jessthecrip , 18 Aug 2017 09:16

Tragic that so many in the US don't seem able to see that the problem is gross economic inequality in their country, regardless of race. But divide and rule still works well for the ruling class.

So a billionaire like Trump, with Bannon's aid, does whatever he can to focus the disatisfaction of the population on people who have a different skin colour, rather than the vastly rich elites who have grabbed such a massive share of US wealth and power - and demand yet more

joey2000 -> jessthecrip , 18 Aug 2017 09:29

There's more to it than that. Its true that the white working class in America are the only group that the media feels it is acceptable to insult/denigrate. What was it Obama said - People in small towns clinging on to their religion & guns.

Must have gone down really well in those rustbelt towns where everyone is on oxycontin out of sheer despair. But hey, they're only rednecks so who cares right ?

JerHig -> jessthecrip , 18 Aug 2017 09:36

Tragic that so many in the US don't seem able to see that the problem is gross economic inequality in their country, regardless of race. But divide and rule still works well for the ruling class.

Exactly, it's all about creating a group you can point to and say "at least you're not as bad off as them!"

When your entire existence is predicated on 'at least I'm not the worst off' it becomes frightening when those who were previously 'worse off' start improving. But instead of improving themselves they try and bring the others down again.

MattSpanner -> Isomewhatagree , 18 Aug 2017 09:34

That's what I don't get about the Nazis who turned up in Charlottsville: they chanted "Jews will not replace us" and also "we're going to fulfill the promises of Donald Trump". How can Nazis believe Trump is on their side when his daughter is married to a Jew? There are so many contradictions in this situation that I can't get my head around it.

asparagusnextleft -> MattSpanner , 18 Aug 2017 09:40

It's simple. They're fucking idiots.

Fwaffy -> BrokenLogic , 18 Aug 2017 09:34

It's remarkable isn't it, the man appears to be visibly decomposing. It's been suggested that the statue of Robert E Lee was his penultimate Horcrux.

MattSpanner -> Fwaffy , 18 Aug 2017 09:49

He looks like an alchy.

therebythegrace -> MattSpanner , 18 Aug 2017 10:13

Or Dorian Gray's picture. Maybe the more evil Trump gets, the worse Bannon looks?

Ravenblade -> Bjerkley , 18 Aug 2017 10:35

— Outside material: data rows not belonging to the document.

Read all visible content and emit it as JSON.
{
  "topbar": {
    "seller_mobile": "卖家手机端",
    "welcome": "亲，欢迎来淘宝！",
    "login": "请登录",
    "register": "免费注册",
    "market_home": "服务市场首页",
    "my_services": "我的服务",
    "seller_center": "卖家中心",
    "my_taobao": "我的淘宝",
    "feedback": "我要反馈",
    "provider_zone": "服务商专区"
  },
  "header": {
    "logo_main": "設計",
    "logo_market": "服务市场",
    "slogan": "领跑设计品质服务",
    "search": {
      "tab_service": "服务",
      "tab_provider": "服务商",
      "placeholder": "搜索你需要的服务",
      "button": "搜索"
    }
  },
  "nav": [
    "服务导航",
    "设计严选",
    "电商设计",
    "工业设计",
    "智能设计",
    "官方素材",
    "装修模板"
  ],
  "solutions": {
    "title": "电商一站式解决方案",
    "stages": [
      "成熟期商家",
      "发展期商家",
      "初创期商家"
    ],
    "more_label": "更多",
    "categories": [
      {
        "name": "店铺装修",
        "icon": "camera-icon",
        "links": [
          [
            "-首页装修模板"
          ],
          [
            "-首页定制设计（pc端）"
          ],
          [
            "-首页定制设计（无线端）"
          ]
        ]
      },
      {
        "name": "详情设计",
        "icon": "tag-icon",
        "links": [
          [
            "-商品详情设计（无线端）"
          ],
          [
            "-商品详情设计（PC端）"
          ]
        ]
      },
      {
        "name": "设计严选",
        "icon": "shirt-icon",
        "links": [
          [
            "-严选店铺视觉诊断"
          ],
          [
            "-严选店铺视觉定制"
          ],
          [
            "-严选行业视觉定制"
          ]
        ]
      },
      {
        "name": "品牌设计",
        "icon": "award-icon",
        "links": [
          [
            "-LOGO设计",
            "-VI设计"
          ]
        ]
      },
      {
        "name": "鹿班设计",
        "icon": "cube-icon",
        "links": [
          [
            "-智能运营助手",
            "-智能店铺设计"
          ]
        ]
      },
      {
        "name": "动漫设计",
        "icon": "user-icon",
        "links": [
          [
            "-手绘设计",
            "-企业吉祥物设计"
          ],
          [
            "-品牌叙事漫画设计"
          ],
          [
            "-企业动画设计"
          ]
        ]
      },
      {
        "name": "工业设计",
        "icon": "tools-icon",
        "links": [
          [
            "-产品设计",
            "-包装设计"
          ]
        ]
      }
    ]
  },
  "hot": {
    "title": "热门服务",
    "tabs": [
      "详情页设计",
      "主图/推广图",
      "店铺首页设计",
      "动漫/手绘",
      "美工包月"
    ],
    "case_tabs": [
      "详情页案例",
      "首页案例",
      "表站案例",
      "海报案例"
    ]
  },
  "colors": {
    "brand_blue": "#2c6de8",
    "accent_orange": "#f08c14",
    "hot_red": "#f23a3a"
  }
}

Someone has to lose out in a redistribution of anything, be it political power or wealth. I mention the white middle classes because they tend to the the keyboard warriors refusing to tackle the insecurities and concerns of the white working class, and simply resorting to calling them racist.

The white middle class has to walk the walk with respect of social justice. Due to the economics of it, multiculturalism has affected the working classes far more than the middle classes. As I say, I'm prepared for the consequences personally, but I wonder how many others would be.

Agree with your latter point and I'm sensitive to the fact that within class groups, minorities and women remain disadvantaged; I'm not saying we don't continue to look at that. But realistically, on an economic level, you're not going to get white working class men accepting that middle class minorities or women are disadvantaged compared to them, are you? The only reason this distinction doesn't seem to happen (class lines) is because most of the SJW contingent suddenly have to check an aspect of privilege they're unkeen to pay attention to.

tamborineman , 18 Aug 2017 09:27

People may underestimate the populist element in Bannon's make up. As Scaramucci tells it, both he and Bannon had white middle class fathers who had played with a straight bat and had their retirement savings wiped out in 2008 and all that, while the fat cats were saved by Uncle Sam. Maybe a story just for the telling, but it is out there.

As to Bannon still in the job, I think LBJ's story about tents and which way the piss goes applies.